- Invitations should be mailed six weeks to eight weeks prior to the event. If you are planning a summer or holiday wedding, you can choose to send Save the Date cards about eight to four months before your event. These cards are especially helpful for out-of-town guests.
- Take a completed invitation with all your enclosures to your post office and have them weigh your invitation so you will know the cost of the stamp that you will need for your invitation to be mailed out to your guests. Never assume that you know how much mailing an invitation will cost.
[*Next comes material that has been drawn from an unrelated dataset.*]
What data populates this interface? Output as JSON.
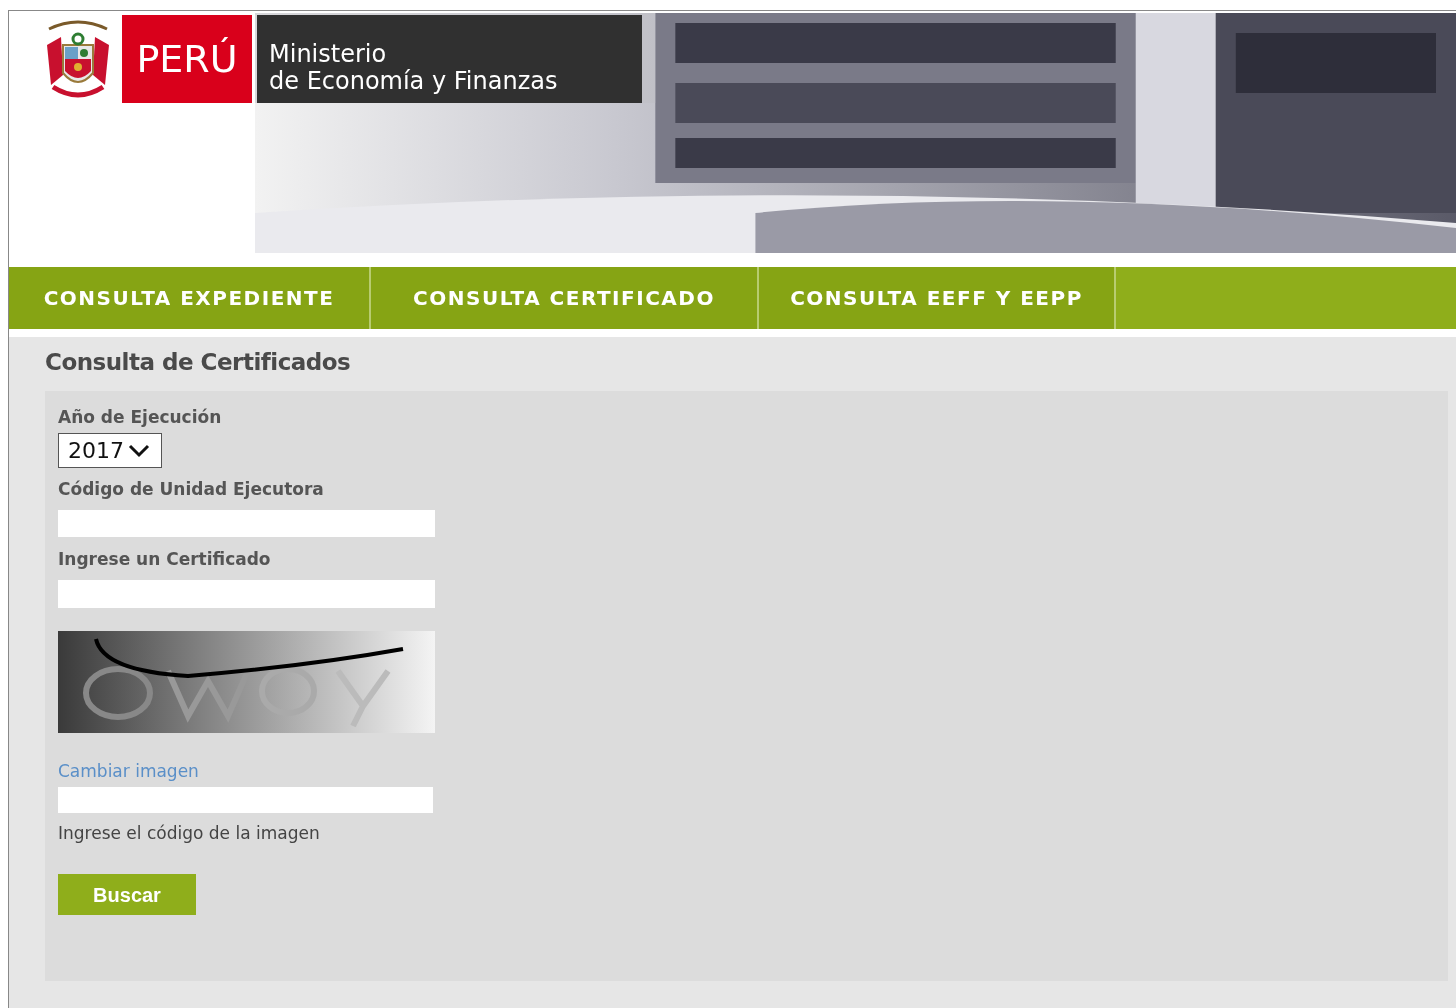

Can you imagine anything more heartbreaking than getting back all your beautifully addressed invitations because you were short on postage?
- Ask your post office to hand cancel your invitations. Hand canceling each invitation will be post marked by hand and not placed in a machinery. This will help to ensure that large, thick, or oddly sized envelopes don’t get caught in processing machines. It can also minimize the amount of printing (for example, bar codes) the post office adds to your envelopes.
- Traditionally, two envelopes are used for wedding invitations and announcements. The inner envelope, which may be plain or lined, is without glue and remains unsealed. It is used to enclose the invitation or announcement and any accompanying cards. It also insures the delivery of the invitation itself in a clean envelope. The outer envelope has a glued flap and is used for the complete mailing address. The guest’s full name is always used on the outer envelope followed by the street address:
Mr. and Mrs. Eric Washington 265 Main Street Vernon, Connecticut 06066
- Nicknames or abbreviations should be avoided when possible except for Mr., Mrs., Dr., Jr., etc. and for military rank. You may use an initial if you do not know the full name or if the person never uses his given name. Cities, states, and numbered streets are written out in full. Remember to include zip codes.
The inner envelope always carries the last names only with no address:
Mr. and Mrs. Hartford
- The phrase “and family” should be avoided. If you wish to include younger children, they should be mentioned by first name, according to age, on the line following that of their parents:
Mr. and Mrs. Powers
Mark, Cynthia, Thomas
- These names should appear on the inner envelope only. The outer envelope would be simply addressed to the parents. Never write “No Children” on the invitation or envelope. If you do not want children to attend, the situation should be handled verbally.
- Formally, dates of single guests should be sent separate invitations. You may wish to enclose a personal note in the invitation of a single guest saying, “Please bring an escort” or “Please bring Miss Marie Quinn”.
- Children over 18 years old should be considered adults and should receive their own invitation, even if still at the home of their parents who will also be invited to your wedding.
- Two unmarried people who reside at the same address may be sent a single invitation. Their names would appear on separate lines in alphabetic order:
Miss or Ms. Nancy Summers
Mr. Robert Williams
- This same format may also be used when inviting a married couple, if the wife has kept her maiden name or uses a professional title.
- In addressing clergymen, military officers, and medical doctors, always use their titles in full:
The Right Reverend William Prentice (Clergy)
Doctor and Mrs. Martin Swift
Doctor Patricia Neddles (Married Woman Doctor)
Mr. Charles Lyons
Doctors Sam and Mary Hepler (both Doctors)
Colonel and Mrs. Quinlan Roberts
The Honorable and Mrs. Thurgood Thompson
General and Mrs. Barry Lynch (Officer – Male who is active duty or retired from the service)
Captain Sandra Kellerman, U.S. Army
Mr. Anthony Giminiani (Officer – Female who is active duty or retired from the service)
- A single guest, an unmarried woman over 18 or a divorced woman who retains her maiden name should be address as ” Miss” followed by her first name and maiden name.
- A divorced woman who uses her married name should be either Mrs. or Ms. first name and married name.
Mrs. Susan Smith or Ms. Susan Smith
- For same gender couples, their names should appear on separate lines in alphabetically by last name.
Miss or Ms. Sharon Black
Miss or Ms. Janet Brown
- Your return address should be included on the outer envelope so the invitation can be returned to you if the address is incorrect or if the invitation is not deliverable for some reason.